Among the proposed designs for the sanitation facilities include; a simple stool or a chair with a hole which a person with disability can sit on while using the toilet and user-friendly water sanitation facilities.”So this is hopefully not one-size-fits all model,” she added.
She also mentioned that some communities in Rumphi have formed disability support groups of local savings and loan society where the proceeds finance building toilets for people with disabilities.
Meanwhile, the Chairperson for Lilongwe District Disability Forum, Juma Mkandawire also a research assistant in the project has emphasized that communities must wake up and begin to support people with disability by having in their homes or communities a water, sanitation and hygiene facilities that people with physical disability can find user-friendly.
“We need to wake up, we must start to build toilets and sanitation facilities which are user-friendly to people with disability so that they don’t put their lives at risk when they use or try to access them,” he said. “The problem is huge in the country as the study has established. Because of poor structures, some disabled people have to crawl into the toilet which is very unhygienic, in the process putting themselves at risk of infection.”
Mkandawir, however, has expressed hope that the study will go a long way in helping to address challenges being faced by people with disability.
On October 7 2015, through the project, both Sian and Mkandawire disseminated the findings through photo exhibition of the preferred water and sanitation designs and other images taken by people with disability at Lilongwe Shopping Mall car park.
Sian said photos are a much more engaging way of telling people stories, therefore, the exhibition was an act of finding an opportunity where people can walk past, think about these issues and stimulate interesting discussions.
She also mentioned that they also engaged with policy makers and implementers in the Wash and disability sectors to see how these findings can influence their work.
It is expected that if the trials of the intervention achieve good results, the project will scale up across Malawi.
Globally 700 million people live without access to safe water and 2.5 billion people lack access to improved sanitation.
Despite the immensity of this problem there is evidence to suggest that individuals living with a disability, aged over 60 or suffering from chronic illnesses are at a disproportionately greater risk of not having adequate access to water and sanitation facilities, according to the 2011 Human Rights of older persons and the 2011 World Report on Disability.
The World Disability Report also estimated that 15 percent of the world’s population have a disability and that 80 percent of those reside in developing countries.
Disability, experts note, is often both a cause and a consequence of poverty.

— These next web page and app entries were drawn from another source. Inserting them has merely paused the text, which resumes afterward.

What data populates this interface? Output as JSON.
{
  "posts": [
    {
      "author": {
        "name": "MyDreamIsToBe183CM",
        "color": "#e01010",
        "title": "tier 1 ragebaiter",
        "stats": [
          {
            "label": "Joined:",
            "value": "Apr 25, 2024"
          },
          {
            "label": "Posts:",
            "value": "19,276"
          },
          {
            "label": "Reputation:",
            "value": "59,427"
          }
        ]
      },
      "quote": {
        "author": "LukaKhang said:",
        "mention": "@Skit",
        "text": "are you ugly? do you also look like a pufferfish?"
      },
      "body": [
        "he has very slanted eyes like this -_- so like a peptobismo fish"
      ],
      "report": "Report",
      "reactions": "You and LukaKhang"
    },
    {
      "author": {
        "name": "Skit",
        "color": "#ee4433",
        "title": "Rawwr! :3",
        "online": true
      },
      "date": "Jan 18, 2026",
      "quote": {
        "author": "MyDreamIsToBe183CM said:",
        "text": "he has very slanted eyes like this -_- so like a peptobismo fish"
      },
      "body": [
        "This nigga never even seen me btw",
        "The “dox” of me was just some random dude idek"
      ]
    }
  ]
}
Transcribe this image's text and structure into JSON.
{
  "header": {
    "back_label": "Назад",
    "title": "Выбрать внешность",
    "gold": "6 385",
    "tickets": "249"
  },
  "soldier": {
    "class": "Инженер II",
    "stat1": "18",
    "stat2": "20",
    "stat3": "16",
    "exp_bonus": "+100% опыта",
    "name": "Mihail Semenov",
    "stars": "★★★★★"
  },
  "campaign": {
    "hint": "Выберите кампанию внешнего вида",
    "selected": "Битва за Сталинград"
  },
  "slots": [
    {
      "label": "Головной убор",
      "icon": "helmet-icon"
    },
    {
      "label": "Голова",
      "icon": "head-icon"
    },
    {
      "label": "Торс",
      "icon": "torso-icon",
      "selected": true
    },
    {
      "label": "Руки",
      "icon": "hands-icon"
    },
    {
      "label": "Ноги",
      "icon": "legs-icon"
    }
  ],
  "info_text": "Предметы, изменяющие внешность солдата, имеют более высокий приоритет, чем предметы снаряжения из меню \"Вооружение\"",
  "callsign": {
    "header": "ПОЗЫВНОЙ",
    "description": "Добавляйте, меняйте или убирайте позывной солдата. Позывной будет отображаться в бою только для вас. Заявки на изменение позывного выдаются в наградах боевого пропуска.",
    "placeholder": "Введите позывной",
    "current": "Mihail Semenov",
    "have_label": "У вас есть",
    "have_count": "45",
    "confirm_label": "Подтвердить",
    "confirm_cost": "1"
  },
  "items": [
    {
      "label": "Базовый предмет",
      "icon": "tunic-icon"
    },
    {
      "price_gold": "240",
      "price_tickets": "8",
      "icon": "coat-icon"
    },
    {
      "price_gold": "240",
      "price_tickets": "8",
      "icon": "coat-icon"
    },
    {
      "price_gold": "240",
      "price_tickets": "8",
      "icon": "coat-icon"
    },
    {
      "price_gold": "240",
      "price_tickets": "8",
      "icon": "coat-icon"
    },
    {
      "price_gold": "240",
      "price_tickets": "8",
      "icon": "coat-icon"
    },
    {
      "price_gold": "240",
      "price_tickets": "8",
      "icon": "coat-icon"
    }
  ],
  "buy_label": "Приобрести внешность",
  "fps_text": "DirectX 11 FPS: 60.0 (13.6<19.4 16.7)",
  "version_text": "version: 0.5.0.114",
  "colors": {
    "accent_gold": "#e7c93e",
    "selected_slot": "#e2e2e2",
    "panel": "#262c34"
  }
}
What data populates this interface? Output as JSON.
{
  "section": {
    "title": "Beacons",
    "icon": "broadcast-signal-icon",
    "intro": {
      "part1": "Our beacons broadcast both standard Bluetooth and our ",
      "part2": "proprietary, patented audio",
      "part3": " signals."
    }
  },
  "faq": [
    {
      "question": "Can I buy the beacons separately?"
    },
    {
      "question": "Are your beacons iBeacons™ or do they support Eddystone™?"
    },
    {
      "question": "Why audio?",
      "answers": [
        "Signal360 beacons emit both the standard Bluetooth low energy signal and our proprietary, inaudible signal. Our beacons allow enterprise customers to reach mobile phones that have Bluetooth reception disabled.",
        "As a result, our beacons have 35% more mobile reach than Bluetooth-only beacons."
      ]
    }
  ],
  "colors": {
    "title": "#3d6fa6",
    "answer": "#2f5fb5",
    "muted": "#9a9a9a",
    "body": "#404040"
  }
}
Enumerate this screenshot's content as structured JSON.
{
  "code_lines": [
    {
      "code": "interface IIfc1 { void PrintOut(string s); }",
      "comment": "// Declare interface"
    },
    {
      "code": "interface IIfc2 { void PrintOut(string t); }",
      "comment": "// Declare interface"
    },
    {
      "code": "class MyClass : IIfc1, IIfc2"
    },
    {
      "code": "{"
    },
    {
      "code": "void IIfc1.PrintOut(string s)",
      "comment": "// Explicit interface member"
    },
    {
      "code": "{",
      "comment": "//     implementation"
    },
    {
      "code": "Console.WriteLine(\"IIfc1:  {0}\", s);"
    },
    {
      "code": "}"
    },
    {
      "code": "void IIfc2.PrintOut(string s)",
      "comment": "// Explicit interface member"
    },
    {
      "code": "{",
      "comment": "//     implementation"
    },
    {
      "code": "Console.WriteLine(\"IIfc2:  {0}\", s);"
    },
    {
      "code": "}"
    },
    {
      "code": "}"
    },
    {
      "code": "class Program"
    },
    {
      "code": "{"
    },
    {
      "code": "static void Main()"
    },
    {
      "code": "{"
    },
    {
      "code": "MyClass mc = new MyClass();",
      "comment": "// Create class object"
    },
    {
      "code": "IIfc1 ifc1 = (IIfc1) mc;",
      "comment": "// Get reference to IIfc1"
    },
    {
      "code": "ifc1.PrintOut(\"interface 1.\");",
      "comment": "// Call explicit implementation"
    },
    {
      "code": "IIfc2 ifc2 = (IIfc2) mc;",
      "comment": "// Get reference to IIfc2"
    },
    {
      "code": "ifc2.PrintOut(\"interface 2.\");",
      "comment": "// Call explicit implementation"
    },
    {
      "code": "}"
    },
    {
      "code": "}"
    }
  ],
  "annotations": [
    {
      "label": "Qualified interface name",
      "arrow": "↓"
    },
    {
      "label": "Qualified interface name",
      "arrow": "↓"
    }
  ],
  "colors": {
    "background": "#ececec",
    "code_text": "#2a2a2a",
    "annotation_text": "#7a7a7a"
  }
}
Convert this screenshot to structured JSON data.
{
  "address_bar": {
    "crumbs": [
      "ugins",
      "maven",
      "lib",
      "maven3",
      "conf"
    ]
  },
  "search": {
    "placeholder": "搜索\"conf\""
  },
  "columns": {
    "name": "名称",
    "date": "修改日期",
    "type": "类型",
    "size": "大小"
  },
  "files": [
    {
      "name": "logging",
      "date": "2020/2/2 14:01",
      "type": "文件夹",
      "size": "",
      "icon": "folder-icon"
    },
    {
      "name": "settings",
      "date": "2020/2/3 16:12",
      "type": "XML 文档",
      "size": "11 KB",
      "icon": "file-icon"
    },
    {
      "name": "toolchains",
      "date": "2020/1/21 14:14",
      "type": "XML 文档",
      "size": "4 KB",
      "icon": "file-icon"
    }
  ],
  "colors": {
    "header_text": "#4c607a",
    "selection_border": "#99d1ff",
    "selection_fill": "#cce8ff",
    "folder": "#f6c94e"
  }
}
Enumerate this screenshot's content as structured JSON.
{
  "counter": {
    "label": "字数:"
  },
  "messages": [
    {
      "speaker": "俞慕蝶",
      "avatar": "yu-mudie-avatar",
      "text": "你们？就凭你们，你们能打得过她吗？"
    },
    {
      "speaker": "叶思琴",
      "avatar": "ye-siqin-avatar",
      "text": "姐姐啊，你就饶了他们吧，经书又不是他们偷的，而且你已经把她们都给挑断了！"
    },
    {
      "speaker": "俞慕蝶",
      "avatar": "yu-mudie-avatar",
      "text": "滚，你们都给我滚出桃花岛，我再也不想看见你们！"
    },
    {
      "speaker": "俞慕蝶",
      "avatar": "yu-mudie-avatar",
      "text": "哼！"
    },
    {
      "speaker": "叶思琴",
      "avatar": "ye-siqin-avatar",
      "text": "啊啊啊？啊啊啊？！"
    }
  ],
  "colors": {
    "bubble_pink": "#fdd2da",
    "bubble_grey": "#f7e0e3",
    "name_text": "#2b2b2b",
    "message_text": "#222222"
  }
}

According to University of Malawi’s Centre for Research (CSR) acting director Professor Blessings Chinsinga the Wash identified three qualitatively different barrier types people with disabilities face in accessing safe water, sanitation and hygiene.
“There are, one, physical barriers which comprise environmental factors such as uneven terrain or muddy ground as well as barriers associated with built infrastructure such as steps or inappropriate pump handles,” he says.
He adds that there are also institutional barriers which include policies and institutions within the water and sanitation sector that overlook the needs of disabled people or prevent their participation in the design and delivery of water and sanitation related activities.
Lastly, notes Chinsinga, there are social barriers that arise through interaction with other people and result from cultural beliefs or practices and stigma attached to impairments.
The Wash and Disability study began in 2014 and is expected to come to an end this year .
It is collaboration between London School of Hygiene and Tropical Medicine, WEDC, Mzuzu University and the Centre for Social Research and the University of Malawi.
The study is being funded by Australian Aid, and Federation for the Disabled People in Malawi is also among partners in the research.